2
$\begingroup$

The question is about the existence of a number $x$ for which we know the existence of $c>0$ such that for all $u>0,n\in\mathbb{N}^*$ that $$ \frac {1}{nu}\sum_{j=1}^{n}1_{d(jx,\mathbb Z)<u}<c $$ This holds for each $u>0$ for $x$ irrational (i.e. with $c$ depending on $u$, see references on "well distributed numbers"), but not uniformy in $u$.

Ideally it would be great to show that the series above is uniformly bounded from below by some $a>0$.

EDIT: the original statement was probably false, as noticed Anthony Quas, so I weakened it.

$\endgroup$
  • $\begingroup$ Do you have a reference for this? $\endgroup$ – Matt F. Oct 26 at 11:50
  • 1
    $\begingroup$ For the last sentence? See for instance the intro of "On the measure of well-distributed sequences" by Alan Zame, but it seems to come from a result of Koskma. It basically means that if $x$ is irrational, $(nx)$ is "well-distributed". $\endgroup$ – kaleidoscop Oct 26 at 12:00
  • 6
    $\begingroup$ Could you say more clearly and separately what is known, and what you're asking? $\endgroup$ – YCor Oct 26 at 12:11
  • 2
    $\begingroup$ It cannot hold uniformly in u. Rather for each irrational x, for all sufficiently large n, an inequality of this type holds. To see this, note that the left side is either 0 or greater than $1/(nu)$ so that for any a, b and n, fox sufficiently small u, this is impossible. $\endgroup$ – Anthony Quas Oct 26 at 20:43
  • 1
    $\begingroup$ Previous questions on related topic by this user, for context: mathoverflow.net/questions/344202/… and mathoverflow.net/questions/344293/… $\endgroup$ – Gerry Myerson Oct 27 at 0:44
2
+100
$\begingroup$
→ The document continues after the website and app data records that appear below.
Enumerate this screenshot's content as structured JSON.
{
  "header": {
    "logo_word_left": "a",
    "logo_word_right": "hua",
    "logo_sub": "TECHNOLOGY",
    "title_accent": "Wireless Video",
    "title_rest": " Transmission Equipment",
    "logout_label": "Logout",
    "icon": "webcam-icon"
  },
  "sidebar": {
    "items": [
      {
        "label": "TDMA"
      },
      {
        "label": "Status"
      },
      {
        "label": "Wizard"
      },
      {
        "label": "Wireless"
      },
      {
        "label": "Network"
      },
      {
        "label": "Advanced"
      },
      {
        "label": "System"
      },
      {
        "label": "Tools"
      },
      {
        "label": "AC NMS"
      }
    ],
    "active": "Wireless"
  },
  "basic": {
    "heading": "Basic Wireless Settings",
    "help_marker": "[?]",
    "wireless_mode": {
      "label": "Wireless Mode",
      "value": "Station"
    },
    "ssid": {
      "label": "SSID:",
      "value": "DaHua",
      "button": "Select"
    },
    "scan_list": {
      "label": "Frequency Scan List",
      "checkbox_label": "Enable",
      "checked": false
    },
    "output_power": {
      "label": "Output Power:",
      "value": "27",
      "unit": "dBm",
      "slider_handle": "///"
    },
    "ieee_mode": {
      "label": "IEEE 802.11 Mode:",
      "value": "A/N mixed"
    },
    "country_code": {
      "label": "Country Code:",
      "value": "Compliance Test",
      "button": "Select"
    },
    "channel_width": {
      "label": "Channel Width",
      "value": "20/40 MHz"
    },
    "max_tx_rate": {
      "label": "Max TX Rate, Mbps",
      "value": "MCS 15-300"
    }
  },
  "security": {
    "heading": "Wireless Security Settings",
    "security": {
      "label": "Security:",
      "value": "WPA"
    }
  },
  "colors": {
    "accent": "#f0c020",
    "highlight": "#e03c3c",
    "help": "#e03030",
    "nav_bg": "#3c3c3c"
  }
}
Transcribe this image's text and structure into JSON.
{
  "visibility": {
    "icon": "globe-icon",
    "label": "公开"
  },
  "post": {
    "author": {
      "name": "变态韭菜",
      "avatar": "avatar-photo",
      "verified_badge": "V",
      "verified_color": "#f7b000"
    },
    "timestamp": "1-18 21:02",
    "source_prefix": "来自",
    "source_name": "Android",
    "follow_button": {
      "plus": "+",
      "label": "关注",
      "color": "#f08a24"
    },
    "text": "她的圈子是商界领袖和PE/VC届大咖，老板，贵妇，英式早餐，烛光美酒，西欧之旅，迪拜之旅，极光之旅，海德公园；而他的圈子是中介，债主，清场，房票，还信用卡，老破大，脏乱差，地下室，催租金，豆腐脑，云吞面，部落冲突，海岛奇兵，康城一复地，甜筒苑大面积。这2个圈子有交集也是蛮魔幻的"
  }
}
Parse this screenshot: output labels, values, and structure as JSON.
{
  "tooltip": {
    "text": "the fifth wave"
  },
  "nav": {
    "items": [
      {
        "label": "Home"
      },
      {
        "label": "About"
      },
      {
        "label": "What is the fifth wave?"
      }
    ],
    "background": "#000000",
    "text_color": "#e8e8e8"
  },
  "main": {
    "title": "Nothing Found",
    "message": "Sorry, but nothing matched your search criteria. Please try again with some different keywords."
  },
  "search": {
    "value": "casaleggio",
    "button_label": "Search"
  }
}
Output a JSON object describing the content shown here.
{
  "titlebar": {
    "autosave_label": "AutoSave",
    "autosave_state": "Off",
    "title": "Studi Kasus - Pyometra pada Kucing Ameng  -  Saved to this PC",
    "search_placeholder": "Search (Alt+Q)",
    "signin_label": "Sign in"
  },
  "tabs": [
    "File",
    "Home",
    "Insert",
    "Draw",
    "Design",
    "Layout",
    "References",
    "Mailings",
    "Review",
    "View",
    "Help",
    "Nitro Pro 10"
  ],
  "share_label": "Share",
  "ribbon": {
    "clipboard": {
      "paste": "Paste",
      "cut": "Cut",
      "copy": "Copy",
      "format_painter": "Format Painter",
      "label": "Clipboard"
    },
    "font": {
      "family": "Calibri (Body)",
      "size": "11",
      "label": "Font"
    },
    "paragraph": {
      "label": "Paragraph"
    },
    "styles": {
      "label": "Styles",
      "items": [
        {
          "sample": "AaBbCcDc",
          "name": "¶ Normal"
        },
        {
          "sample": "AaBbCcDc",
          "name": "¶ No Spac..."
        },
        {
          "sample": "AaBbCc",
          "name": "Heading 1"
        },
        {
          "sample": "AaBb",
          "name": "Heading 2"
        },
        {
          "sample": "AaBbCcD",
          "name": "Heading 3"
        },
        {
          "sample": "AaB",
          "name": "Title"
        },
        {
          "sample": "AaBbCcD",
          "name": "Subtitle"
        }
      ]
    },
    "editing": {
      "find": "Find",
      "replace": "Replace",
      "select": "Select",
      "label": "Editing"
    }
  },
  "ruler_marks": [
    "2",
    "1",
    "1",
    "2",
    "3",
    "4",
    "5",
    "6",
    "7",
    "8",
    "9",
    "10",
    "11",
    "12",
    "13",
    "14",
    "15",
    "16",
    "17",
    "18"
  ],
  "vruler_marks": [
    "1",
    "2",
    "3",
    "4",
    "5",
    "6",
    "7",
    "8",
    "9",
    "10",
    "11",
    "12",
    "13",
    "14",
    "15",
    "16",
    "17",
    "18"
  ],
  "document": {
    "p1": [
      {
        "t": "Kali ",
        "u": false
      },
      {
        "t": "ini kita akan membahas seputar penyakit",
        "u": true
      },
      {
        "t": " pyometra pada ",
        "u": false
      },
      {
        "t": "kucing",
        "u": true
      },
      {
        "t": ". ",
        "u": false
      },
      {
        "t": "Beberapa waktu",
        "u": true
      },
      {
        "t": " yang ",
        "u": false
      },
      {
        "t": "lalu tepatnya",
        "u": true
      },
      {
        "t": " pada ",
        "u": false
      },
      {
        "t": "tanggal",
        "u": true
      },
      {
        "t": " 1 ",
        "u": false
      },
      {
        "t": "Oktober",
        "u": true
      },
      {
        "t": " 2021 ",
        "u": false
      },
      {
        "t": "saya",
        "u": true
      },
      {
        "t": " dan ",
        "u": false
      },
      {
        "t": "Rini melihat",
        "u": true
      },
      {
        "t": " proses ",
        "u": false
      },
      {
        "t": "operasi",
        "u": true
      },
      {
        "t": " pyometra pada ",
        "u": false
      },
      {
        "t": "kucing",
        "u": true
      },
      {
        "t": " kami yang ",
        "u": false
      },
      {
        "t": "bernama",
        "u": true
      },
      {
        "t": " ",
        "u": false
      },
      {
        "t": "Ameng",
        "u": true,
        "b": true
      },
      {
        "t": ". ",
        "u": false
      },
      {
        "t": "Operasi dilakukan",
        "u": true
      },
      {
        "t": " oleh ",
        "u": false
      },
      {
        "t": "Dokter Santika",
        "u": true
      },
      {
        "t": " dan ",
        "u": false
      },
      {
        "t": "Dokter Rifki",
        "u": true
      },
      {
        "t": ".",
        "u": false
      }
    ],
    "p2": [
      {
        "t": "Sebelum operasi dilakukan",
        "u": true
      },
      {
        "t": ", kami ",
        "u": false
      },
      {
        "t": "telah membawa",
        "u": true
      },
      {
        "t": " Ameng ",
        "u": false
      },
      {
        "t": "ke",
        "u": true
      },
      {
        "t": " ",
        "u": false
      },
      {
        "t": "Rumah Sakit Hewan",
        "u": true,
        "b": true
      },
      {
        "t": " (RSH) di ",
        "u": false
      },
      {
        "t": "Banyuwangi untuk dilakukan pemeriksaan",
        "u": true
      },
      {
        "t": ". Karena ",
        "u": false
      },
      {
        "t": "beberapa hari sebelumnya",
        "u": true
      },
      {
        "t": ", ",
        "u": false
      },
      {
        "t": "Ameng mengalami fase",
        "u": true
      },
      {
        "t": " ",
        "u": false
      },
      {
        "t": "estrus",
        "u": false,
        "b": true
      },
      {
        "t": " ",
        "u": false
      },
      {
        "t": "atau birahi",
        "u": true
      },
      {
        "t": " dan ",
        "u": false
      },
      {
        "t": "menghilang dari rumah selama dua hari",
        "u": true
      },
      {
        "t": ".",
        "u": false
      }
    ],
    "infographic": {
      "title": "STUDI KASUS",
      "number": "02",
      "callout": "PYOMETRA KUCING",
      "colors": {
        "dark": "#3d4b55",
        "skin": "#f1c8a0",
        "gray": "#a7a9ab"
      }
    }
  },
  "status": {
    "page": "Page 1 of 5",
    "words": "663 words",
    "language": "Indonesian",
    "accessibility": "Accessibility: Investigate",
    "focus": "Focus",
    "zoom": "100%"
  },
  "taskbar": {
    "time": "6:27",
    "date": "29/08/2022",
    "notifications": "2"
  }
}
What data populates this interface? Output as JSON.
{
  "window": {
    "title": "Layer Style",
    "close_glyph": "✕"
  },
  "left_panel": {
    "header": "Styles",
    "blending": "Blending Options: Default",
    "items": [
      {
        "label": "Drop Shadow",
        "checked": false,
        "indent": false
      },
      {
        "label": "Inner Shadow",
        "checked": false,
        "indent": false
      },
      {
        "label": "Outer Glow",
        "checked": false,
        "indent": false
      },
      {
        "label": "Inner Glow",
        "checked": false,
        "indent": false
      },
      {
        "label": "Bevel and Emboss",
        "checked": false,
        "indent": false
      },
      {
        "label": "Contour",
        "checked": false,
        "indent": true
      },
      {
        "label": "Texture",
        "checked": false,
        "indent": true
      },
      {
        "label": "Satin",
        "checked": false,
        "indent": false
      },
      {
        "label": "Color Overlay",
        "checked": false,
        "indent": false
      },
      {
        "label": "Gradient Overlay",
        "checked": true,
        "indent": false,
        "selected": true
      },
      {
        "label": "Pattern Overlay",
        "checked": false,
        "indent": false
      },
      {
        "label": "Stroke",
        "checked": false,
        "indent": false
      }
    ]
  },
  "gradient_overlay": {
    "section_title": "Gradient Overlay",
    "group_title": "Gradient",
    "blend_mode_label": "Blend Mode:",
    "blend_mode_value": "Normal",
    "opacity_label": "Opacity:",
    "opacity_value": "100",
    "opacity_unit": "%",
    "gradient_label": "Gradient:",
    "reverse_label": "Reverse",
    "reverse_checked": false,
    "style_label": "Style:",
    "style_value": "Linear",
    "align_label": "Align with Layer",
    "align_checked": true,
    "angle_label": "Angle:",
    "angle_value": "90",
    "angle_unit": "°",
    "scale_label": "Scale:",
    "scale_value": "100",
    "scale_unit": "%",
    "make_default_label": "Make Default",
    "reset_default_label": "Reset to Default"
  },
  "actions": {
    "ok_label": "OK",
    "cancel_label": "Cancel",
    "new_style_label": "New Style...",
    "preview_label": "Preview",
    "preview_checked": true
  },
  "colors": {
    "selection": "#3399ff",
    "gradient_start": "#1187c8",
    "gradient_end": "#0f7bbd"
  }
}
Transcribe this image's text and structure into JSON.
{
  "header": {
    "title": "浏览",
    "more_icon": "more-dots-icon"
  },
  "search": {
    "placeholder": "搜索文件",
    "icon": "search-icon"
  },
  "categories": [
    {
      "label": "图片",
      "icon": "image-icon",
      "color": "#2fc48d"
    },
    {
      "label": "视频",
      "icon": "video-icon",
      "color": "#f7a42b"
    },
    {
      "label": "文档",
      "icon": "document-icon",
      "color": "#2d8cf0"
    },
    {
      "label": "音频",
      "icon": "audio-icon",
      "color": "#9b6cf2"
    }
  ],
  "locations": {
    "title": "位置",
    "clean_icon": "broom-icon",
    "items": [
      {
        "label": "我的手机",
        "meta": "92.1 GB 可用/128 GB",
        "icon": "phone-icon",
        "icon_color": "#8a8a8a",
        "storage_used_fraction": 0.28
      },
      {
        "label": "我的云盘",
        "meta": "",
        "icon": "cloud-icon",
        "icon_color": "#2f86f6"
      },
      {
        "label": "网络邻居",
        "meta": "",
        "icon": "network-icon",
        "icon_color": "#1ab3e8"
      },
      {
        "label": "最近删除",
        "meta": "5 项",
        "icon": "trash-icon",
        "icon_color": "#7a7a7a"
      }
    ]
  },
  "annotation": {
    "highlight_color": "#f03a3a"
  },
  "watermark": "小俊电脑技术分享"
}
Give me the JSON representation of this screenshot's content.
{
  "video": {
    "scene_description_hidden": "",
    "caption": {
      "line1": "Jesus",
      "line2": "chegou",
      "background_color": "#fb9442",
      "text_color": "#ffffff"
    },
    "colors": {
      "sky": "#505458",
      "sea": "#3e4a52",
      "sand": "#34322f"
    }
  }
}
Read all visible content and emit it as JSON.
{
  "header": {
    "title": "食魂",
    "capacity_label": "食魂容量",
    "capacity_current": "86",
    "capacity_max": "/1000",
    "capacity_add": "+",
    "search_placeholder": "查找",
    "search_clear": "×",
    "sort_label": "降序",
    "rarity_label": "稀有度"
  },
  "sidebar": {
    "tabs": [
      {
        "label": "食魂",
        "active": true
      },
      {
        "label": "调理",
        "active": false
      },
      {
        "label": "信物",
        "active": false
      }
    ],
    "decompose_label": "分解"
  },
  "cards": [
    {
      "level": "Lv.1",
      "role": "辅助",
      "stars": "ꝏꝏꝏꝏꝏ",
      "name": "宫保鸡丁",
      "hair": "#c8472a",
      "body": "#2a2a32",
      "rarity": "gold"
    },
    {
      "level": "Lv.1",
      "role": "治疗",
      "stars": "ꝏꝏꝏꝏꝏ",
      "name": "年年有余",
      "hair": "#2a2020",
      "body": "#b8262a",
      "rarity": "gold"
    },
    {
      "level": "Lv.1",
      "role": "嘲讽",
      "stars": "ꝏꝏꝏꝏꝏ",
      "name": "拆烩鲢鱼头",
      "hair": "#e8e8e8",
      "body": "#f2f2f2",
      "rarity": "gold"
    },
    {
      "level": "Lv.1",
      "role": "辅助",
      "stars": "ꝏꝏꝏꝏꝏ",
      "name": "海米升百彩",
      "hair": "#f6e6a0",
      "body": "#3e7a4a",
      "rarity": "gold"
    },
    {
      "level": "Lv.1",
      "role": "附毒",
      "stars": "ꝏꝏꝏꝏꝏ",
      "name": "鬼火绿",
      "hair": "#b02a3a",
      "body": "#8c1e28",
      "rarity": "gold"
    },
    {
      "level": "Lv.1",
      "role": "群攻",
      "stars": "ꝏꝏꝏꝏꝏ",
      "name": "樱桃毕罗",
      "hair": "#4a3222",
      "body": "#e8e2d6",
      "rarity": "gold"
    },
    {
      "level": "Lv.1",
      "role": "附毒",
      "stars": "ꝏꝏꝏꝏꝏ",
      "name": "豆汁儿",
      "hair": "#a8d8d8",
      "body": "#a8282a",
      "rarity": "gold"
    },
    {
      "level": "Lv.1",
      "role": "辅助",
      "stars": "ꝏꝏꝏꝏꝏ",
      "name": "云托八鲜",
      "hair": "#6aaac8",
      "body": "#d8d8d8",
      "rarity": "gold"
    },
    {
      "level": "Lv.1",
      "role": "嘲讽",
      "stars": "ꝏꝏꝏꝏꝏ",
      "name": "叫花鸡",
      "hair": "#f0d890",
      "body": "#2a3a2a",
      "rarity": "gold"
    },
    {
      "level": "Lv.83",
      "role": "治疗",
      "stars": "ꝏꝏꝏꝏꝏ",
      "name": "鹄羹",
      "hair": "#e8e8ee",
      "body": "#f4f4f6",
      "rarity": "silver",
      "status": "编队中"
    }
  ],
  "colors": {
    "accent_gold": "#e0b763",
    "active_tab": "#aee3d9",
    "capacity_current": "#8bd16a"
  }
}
Yes, quadratic irrationalities satisfy such inequality. Denote $\|t\|=d(t,\mathbb{Z})$. We know that if $x$ is a fixed quadratic irrationality, say $x=\sqrt{2}$, then $\|mx\|\geqslant C/m$ for fixed $C$ depending only on $x$ and any positive integer $m$. Thus if $\|j_1x\|<u$ and $\|j_2x\|<u$ for two non-negative integers $j_1<j_2$, we get $2u>\|(j_2-j_1)x\|\geqslant C/(j_2-j_1)$, thus $j_2-j_1>C/(2u)$. Therefore if $0=j_0<j_1<j_2<\ldots<j_k\leqslant n$ are all numbers from 0 to $n$ for which $\|j_ix\|<u$, we get $n\geqslant \sum_{i=1}^k (j_i-j_{i-1})\geqslant Ck/(2u)$ and $k/(nu)\leqslant 2/C$, as desired.

$\endgroup$
  • $\begingroup$ Concerning the final question, the series cannot be uniformly bounded from below, since for each $n$ you can find $u$ such that the sum if empty, i.e., has value 0. $\endgroup$ – Kurisuto Asutora Oct 30 at 9:12
  • $\begingroup$ @KurisutoAsutora ah, of course. Possibly OP had in mind something different. $\endgroup$ – Fedor Petrov Oct 30 at 9:17
  • $\begingroup$ Thanks! Your method actually helped me also with numbers with larger irrationality exponents $\endgroup$ – kaleidoscop Nov 1 at 13:11

Your Answer

By clicking “Post Your Answer”, you agree to our terms of service, privacy policy and cookie policy

Not the answer you're looking for? Browse other questions tagged or ask your own question.